Yingluck was found guilty on Wednesday of violating the constitution and had to step down. She had agreed a July 20 date with the Election Commission for a new election but it is unclear if that will go ahead.
“There’s still no sign of a pick-up in the economy. Consumer confidence continued to weaken although the pace of the fall this month was not that big thanks to higher spending during the Songkran festival,” Thanavath Phonvichai, an economics professor at the university, told a briefing, referring to a holiday for Thailand’s new year.
“We expect consumption to remain weak, at least to the end of the second quarter. Any recovery in confidence will depend on some clarity in the political situation,” he added.
Domestic car sales tumbled nearly 47 percent in March from a year earlier. That partly reflected high sales early in 2013 thanks to a government subsidy for first-time buyers, but the troubled political climate has also deterred buyers.
Top convenience store chain CP All said last week that because of the political situation it expected sales to grow only 10 percent in 2014, below the average of 12 percent in recent years.
Tourism, which accounts for about 10 percent of the economy, has taken a hit, with arrivals down 5.85 percent in January-March from a year earlier, according to the Department of Tourism.
Economic growth forecasts for Thailand have been cut steadily since the political troubles flared up last November.
The central bank recently said it would reduce its 2014 growth forecast again in June from its most recent 2.7 percent. Last October it was expecting 4.8 percent.
Kasikorn Research Center has forecast just 1.8 percent and Singapore-based OCBC 1.5 percent.

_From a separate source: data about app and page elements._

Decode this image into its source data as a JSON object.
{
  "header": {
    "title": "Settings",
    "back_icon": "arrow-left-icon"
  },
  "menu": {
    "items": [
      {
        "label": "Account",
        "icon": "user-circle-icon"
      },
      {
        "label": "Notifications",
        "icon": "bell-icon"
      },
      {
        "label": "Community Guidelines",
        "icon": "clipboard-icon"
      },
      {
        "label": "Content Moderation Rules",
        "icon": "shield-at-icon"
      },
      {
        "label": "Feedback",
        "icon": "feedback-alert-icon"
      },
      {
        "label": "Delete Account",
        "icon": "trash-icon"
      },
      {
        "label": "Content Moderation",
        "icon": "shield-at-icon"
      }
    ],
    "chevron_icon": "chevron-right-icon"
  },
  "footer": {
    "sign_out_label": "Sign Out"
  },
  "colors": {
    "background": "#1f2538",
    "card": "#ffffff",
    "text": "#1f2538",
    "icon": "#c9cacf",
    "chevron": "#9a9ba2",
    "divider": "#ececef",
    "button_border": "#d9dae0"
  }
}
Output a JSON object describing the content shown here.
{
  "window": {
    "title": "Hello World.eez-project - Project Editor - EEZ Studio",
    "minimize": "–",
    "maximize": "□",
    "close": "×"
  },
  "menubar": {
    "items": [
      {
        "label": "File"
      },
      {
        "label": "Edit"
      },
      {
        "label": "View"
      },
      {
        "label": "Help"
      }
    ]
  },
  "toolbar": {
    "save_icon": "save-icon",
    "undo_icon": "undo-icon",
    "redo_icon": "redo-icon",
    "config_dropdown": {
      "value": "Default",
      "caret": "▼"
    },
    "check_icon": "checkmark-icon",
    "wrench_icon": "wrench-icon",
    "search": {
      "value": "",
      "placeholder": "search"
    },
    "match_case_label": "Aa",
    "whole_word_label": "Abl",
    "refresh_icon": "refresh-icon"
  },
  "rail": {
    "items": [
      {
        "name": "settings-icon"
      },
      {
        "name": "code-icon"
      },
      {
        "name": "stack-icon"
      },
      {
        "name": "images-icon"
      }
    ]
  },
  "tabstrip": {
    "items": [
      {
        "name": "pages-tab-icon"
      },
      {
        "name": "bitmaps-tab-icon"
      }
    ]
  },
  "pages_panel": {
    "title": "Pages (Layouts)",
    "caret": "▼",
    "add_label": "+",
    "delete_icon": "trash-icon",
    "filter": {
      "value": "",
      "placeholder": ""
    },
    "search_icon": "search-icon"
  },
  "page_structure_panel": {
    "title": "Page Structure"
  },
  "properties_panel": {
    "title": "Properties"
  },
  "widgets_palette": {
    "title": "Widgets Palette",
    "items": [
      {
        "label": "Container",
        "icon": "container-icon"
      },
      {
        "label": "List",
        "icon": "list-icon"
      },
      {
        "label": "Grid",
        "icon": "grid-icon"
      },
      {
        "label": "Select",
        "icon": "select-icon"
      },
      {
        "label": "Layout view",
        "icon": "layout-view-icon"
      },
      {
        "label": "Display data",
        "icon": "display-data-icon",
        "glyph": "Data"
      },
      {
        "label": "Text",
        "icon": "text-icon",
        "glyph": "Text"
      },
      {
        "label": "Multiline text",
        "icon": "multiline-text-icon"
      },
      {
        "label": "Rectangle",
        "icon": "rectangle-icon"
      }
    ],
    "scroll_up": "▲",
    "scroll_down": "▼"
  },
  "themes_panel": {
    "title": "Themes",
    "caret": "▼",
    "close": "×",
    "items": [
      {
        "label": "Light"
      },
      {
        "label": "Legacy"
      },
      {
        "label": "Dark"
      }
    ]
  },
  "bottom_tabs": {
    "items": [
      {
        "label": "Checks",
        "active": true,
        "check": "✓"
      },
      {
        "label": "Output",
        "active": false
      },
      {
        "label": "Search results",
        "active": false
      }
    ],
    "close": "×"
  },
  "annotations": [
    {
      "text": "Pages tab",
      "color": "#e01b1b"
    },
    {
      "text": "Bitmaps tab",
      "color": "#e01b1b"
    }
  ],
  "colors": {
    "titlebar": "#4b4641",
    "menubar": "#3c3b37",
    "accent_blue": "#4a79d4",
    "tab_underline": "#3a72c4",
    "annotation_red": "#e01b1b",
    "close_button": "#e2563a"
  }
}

Inflation hit its highest in over a year in April although at 2.45 percent it remains contained. (Writing by Orathai Sriring and Alan Raybould; Editing by Simon Cameron-Moore)